## Description of the task
How many of the lines below include "keyboard"? Give the number and no other words.

## Available data
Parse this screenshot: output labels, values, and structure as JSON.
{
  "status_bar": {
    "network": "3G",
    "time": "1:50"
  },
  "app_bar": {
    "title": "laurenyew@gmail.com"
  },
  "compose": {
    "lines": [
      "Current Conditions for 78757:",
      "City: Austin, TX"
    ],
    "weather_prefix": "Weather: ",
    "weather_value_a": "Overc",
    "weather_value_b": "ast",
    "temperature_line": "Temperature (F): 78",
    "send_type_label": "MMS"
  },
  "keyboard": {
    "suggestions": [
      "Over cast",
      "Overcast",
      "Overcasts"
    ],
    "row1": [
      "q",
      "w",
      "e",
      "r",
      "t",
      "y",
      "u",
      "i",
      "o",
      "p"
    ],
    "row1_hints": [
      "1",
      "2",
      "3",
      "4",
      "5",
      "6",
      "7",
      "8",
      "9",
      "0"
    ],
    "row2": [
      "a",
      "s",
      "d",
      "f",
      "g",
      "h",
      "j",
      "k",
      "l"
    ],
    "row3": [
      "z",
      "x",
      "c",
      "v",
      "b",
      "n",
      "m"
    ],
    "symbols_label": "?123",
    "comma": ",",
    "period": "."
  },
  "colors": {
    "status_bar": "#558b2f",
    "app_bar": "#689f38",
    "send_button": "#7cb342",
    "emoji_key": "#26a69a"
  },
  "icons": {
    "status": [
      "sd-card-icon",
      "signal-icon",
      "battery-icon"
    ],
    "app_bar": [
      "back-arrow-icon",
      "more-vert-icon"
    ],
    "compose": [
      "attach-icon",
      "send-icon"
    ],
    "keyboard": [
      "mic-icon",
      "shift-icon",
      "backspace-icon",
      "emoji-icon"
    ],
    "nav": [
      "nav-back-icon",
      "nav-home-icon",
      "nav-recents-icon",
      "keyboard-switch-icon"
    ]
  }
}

## Problem solution
3